From time to time, we share answers to questions submitted by visitors and clients. If you have a question, then do not be bashful. Some of the answers (where needed) will be added to sectional FAQs on the site.
All is still in process at NDAS with much more to come. When something is submitted related to current features, we will share the answer. If related to something planned but not yet implemented, we might answer only privately, but we will answer, and so…
The previews in the premade “stock” covers gallery are adequate, but could we also see them a bit larger as an option?
Yes, and this feature is in the works already. From time to time, stop in and pass your mouse cursor over some of the covers in the gallery. We will be rigging it so that you will see an “enlarge” message when this option is available. You can then click that cover and an enlarged overlay will appear.
Please be patient, as this new feature might take a week or so. We are already busy with a few custom projects, some of which are related to products and services not yet listed on the site. Serving current clients must always come first.
Why do you use faked titles, bylines, etc., on premade covers instead of the more common “your title” and “your name” seen on other similar sites?
A good question, and the answer is related to design, much as that may not make sense at first. There are limits where text is concerned, but textual content for your cover is not just information. Its presentation serves more where customer (reader) first impression is concerned.
Authors seldom have a say in this when working with a professional publisher. When you work with NDAS, you have the final say, though we will advise you. Many thoughts and claims on this topic (by authors and cover designers) are false in the age of the ebook.
There is an obsession with text being readable even when presented as a very very small image in an online store. That would be optimal if there were no other way to identify the presented product. This false and blanket assumption has led to very poor textual design choices and thereby text is the only aspect of a cover notable in a small image. And that text is redundant.
In almost all cases, the image is accompanied with textual information presented outside of the cover. The cover as whole, particularly imagery, is what grabs readers when title/author are plainly listed otherwise. Cover text must fit the whole cover and not leave imagery as an afterthought.
Of course text should be readable when on a print cover or presented inside an ereader/tablet. Additionally, the font/face should be suitable not just to the book or even genre of premise. The works content—tone, mood, ambiance, etc.—should also matter. The font and textual content should be interesting as part of the cover, at least in some small way, and not as singular purpose of the cover.

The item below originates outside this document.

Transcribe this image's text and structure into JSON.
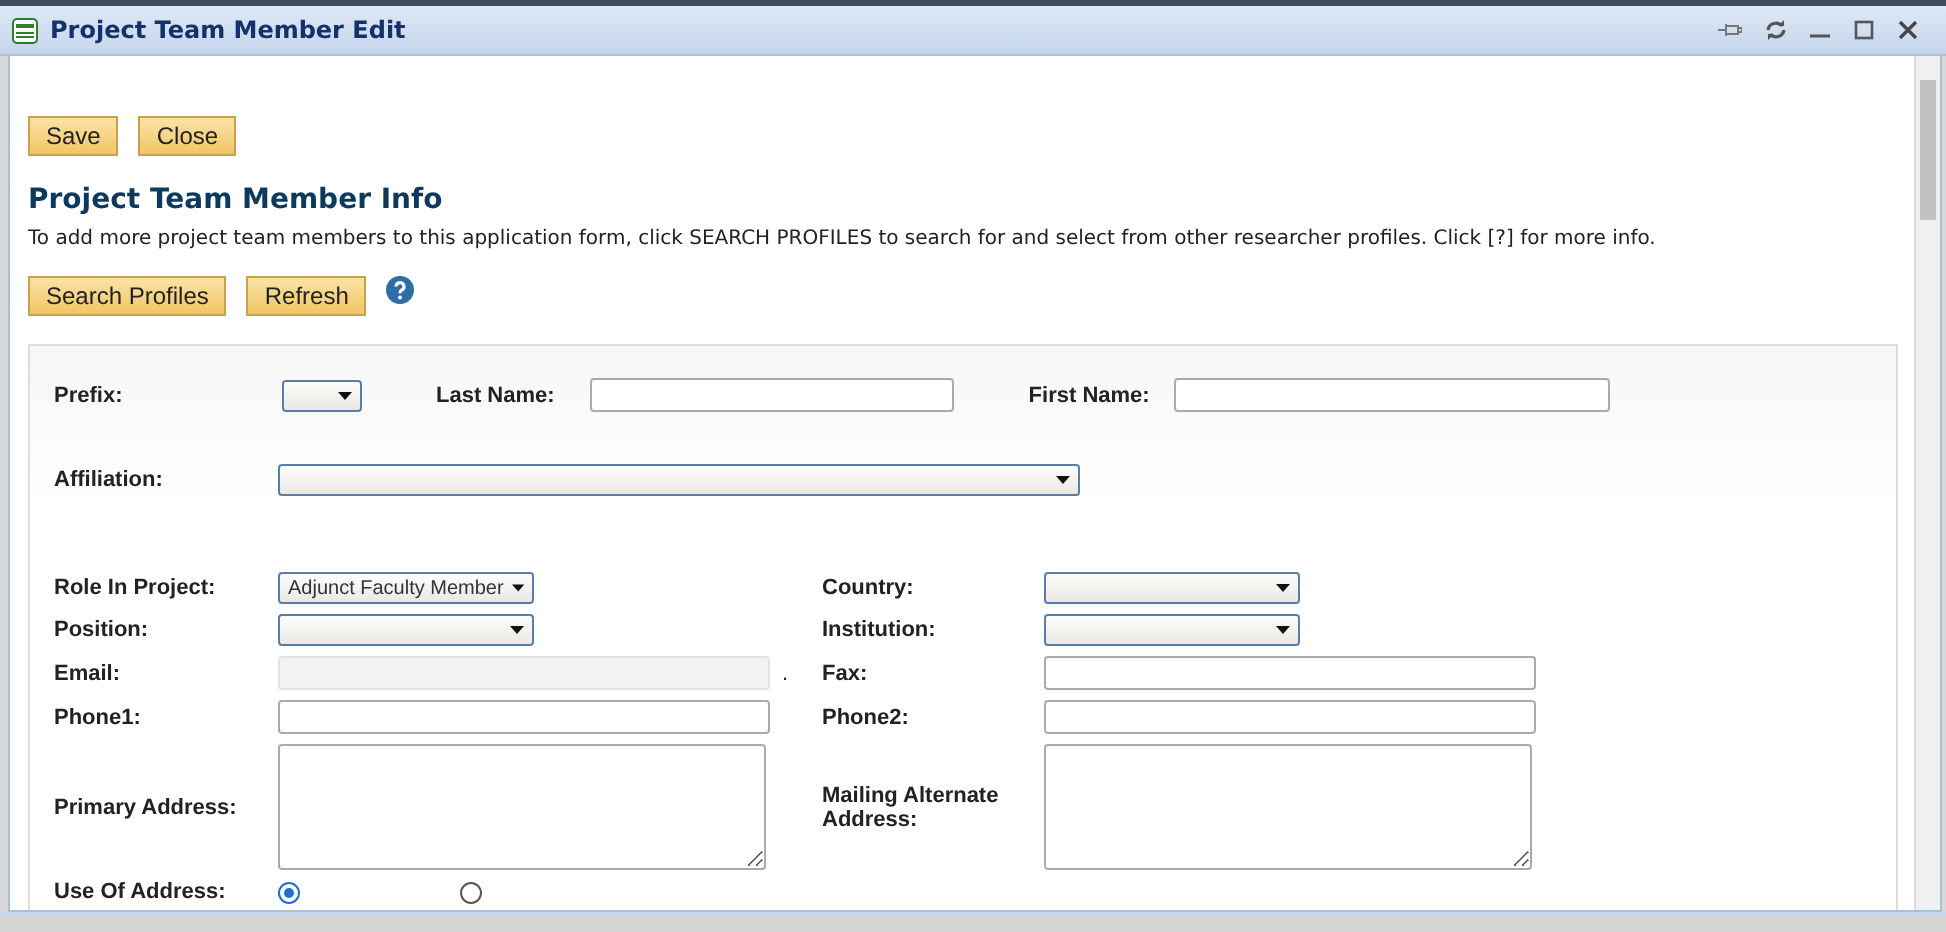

Most will think this has to do with top and/or bottom placement of title and/or byline. That is the default choice with most covers, though individual imagery may offer or require a different approach. Along with accommodating clarity of imagery, text positioning itself should attempt to work with the whole layout and not against it or purely for the sake of conformity. Think about this: so long as text is readable at an adequate size, on which covers have you stopped to look again at the arrangement of text?

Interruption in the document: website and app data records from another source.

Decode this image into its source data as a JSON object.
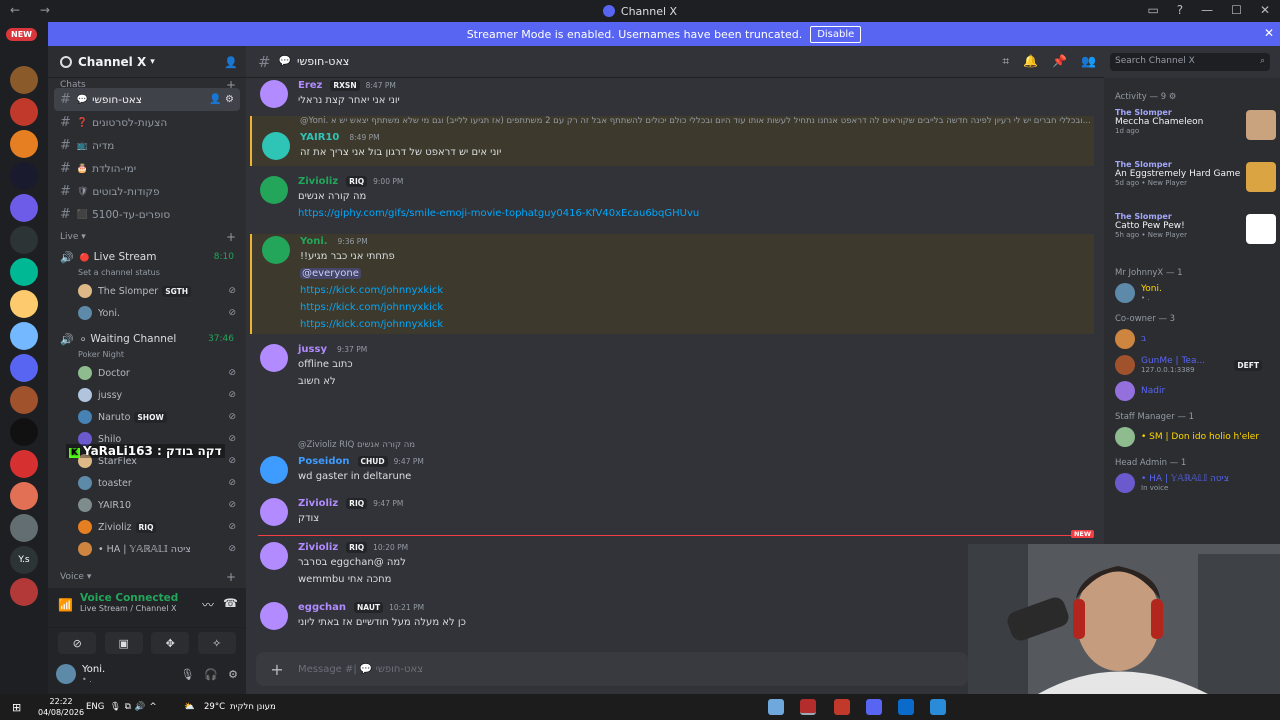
{
  "window": {
    "title": "Channel X"
  },
  "banner": {
    "text": "Streamer Mode is enabled. Usernames have been truncated.",
    "button": "Disable"
  },
  "server_rail": {
    "new_badge": "NEW"
  },
  "guild": {
    "name": "Channel X"
  },
  "channels": {
    "category_top": "Chats",
    "items": [
      {
        "emoji": "💬",
        "name": "צאט-חופשי"
      },
      {
        "emoji": "❓",
        "name": "הצעות-לסרטונים"
      },
      {
        "emoji": "📺",
        "name": "מדיה"
      },
      {
        "emoji": "🎂",
        "name": "ימי-הולדת"
      },
      {
        "emoji": "🛡",
        "name": "פקודות-לבוטים"
      },
      {
        "emoji": "⬛",
        "name": "סופרים-עד-5100"
      }
    ],
    "live_category": "Live",
    "voice_category": "Voice"
  },
  "voice_channels": {
    "live_stream": {
      "name": "Live Stream",
      "time": "8:10",
      "status": "Set a channel status",
      "users": [
        {
          "name": "The Slomper",
          "tag": "SGTH"
        },
        {
          "name": "Yoni."
        }
      ]
    },
    "waiting": {
      "name": "Waiting Channel",
      "time": "37:46",
      "status": "Poker Night",
      "users": [
        {
          "name": "Doctor"
        },
        {
          "name": "jussy"
        },
        {
          "name": "Naruto",
          "tag": "SHOW"
        },
        {
          "name": "Shilo"
        },
        {
          "name": "StarFlex"
        },
        {
          "name": "toaster"
        },
        {
          "name": "YAIR10"
        },
        {
          "name": "Zivioliz",
          "tag": "RIQ"
        },
        {
          "name": "• HA | 𝕐𝔸ℝ𝔸𝕃𝕀 ציטה"
        }
      ]
    }
  },
  "stream_overlay": {
    "text": "YaRaLi163 : דקה בודק"
  },
  "voice_connected": {
    "title": "Voice Connected",
    "sub": "Live Stream / Channel X"
  },
  "current_user": {
    "name": "Yoni.",
    "status": "• ."
  },
  "chat_header": {
    "channel": "צאט-חופשי",
    "search_placeholder": "Search Channel X"
  },
  "messages": [
    {
      "author": "Erez",
      "tag": "RXSN",
      "time": "8:47 PM",
      "lines": [
        "יוני אני יאחר קצת נראלי"
      ],
      "color": "#b18bff"
    },
    {
      "author": "YAIR10",
      "time": "8:49 PM",
      "reply": "@Yoni. ובכללי חברים יש לי רעיון לפינה חדשה בלייבים שקוראים לה דראפט אנחנו נתחיל לעשות אותו עוד היום ובכללי כולם יכולים להשתתף אבל זה רק עם 2 משתתפים (אז תגיעו ללייב) וגם מי שלא משתתף יצאש יש א...",
      "lines": [
        "יוני אים יש דראפט של דרגון בול אני צריך את זה"
      ],
      "color": "#2ec4b6",
      "highlight": true
    },
    {
      "author": "Zivioliz",
      "tag": "RIQ",
      "time": "9:00 PM",
      "lines": [
        "מה קורה אנשים"
      ],
      "link": "https://giphy.com/gifs/smile-emoji-movie-tophatguy0416-KfV40xEcau6bqGHUvu",
      "color": "#23a55a"
    },
    {
      "author": "Yoni.",
      "time": "9:36 PM",
      "lines": [
        "פתחתי אני כבר מגיע!!"
      ],
      "mention": "@everyone",
      "links": [
        "https://kick.com/johnnyxkick",
        "https://kick.com/johnnyxkick",
        "https://kick.com/johnnyxkick"
      ],
      "color": "#23a55a",
      "highlight": true
    },
    {
      "author": "jussy",
      "time": "9:37 PM",
      "lines": [
        "כתוב offline",
        "לא חשוב"
      ],
      "color": "#b18bff"
    },
    {
      "author": "Poseidon",
      "tag": "CHUD",
      "time": "9:47 PM",
      "reply": "@Zivioliz RIQ מה קורה אנשים",
      "lines": [
        "wd gaster in deltarune"
      ],
      "color": "#3e9bff"
    },
    {
      "author": "Zivioliz",
      "tag": "RIQ",
      "time": "9:47 PM",
      "lines": [
        "צודק"
      ],
      "color": "#b18bff"
    },
    {
      "author": "Zivioliz",
      "tag": "RIQ",
      "time": "10:20 PM",
      "lines": [
        "למה @eggchan בסרבר",
        "wemmbu מחכה אחי"
      ],
      "color": "#b18bff"
    },
    {
      "author": "eggchan",
      "tag": "NAUT",
      "time": "10:21 PM",
      "lines": [
        "כן לא מעלה מעל חודשיים אז באתי ליוני"
      ],
      "color": "#b18bff"
    }
  ],
  "new_divider": "NEW",
  "input": {
    "placeholder": "Message #| 💬 צאט-חופשי"
  },
  "members": {
    "activity_header": "Activity — 9",
    "activities": [
      {
        "game": "The Slomper",
        "title": "Meccha Chameleon",
        "meta": "1d ago"
      },
      {
        "game": "The Slomper",
        "title": "An Eggstremely Hard Game",
        "meta": "5d ago  •  New Player"
      },
      {
        "game": "The Slomper",
        "title": "Catto Pew Pew!",
        "meta": "5h ago  •  New Player"
      }
    ],
    "groups": [
      {
        "header": "Mr JohnnyX — 1",
        "members": [
          {
            "name": "Yoni.",
            "sub": "• ."
          }
        ]
      },
      {
        "header": "Co-owner — 3",
        "members": [
          {
            "name": "ב",
            "sub": ""
          },
          {
            "name": "GunMe | Tea...",
            "sub": "127.0.0.1:3389",
            "tag": "DEFT"
          },
          {
            "name": "Nadir",
            "sub": ""
          }
        ]
      },
      {
        "header": "Staff Manager — 1",
        "members": [
          {
            "name": "• SM | Don ido holio h'eler",
            "sub": ""
          }
        ]
      },
      {
        "header": "Head Admin — 1",
        "members": [
          {
            "name": "• HA | 𝕐𝔸ℝ𝔸𝕃𝕀 ציטה",
            "sub": "In voice"
          }
        ]
      }
    ]
  },
  "taskbar": {
    "time": "22:22",
    "date": "04/08/2026",
    "lang": "ENG",
    "weather": "29°C",
    "weather_text": "מעונן חלקית"
  }
}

Perhaps this may have happened for the wrong reasons or because of poor design. The result is the same (somewhat); you paused to look at one cover among others a second time. Text can sometimes be used as part of positioning of all visual elements, for it is visual as well as informational. To ignore this is to simply fade in on the shelf… or in an online shop’s catalog listing.
No, this is not the same as positioning, nor is it about linear alignment and/or the alteration of font face/size/weight/etc. All of these and more are part of arrangement but again defined and refined by the cover’s imagery.
It can even influence the eye in how text is inflected and emphasized in the mind’s voice when read. Perhaps a lesser consideration than font and positioning, it can still be used to an effect if used judiciously… and with purpose.
These considerations (and more) should be taken into account on all covers. So how does this relate to our way with example cover text? Simply put, you will not see full textual design in the singular use of “your title / your name” throughout a cover gallery.
The number of letters / words is minimal, thereby the same for design possibilities presented, even as a secondary consideration. The human mind eventually ignores repetition because its monotony offers nothing worthy of notice The same applies to authors shopping for a premade cover, though it should not, or their prospective readers will treat their cover that way, too.
“Your Title / Your Name” has never adequately presented the least of the possibilities and never will. When shopping our premade “stock” cover gallery, first look for an “image” which suits your finished work. Along the way, take note of how text (not just font) is used on other covers. Perhaps there is a “textual design” that you think better fits your work. In most cases, there is no extra fee involved for adapting that for use on your chosen cover.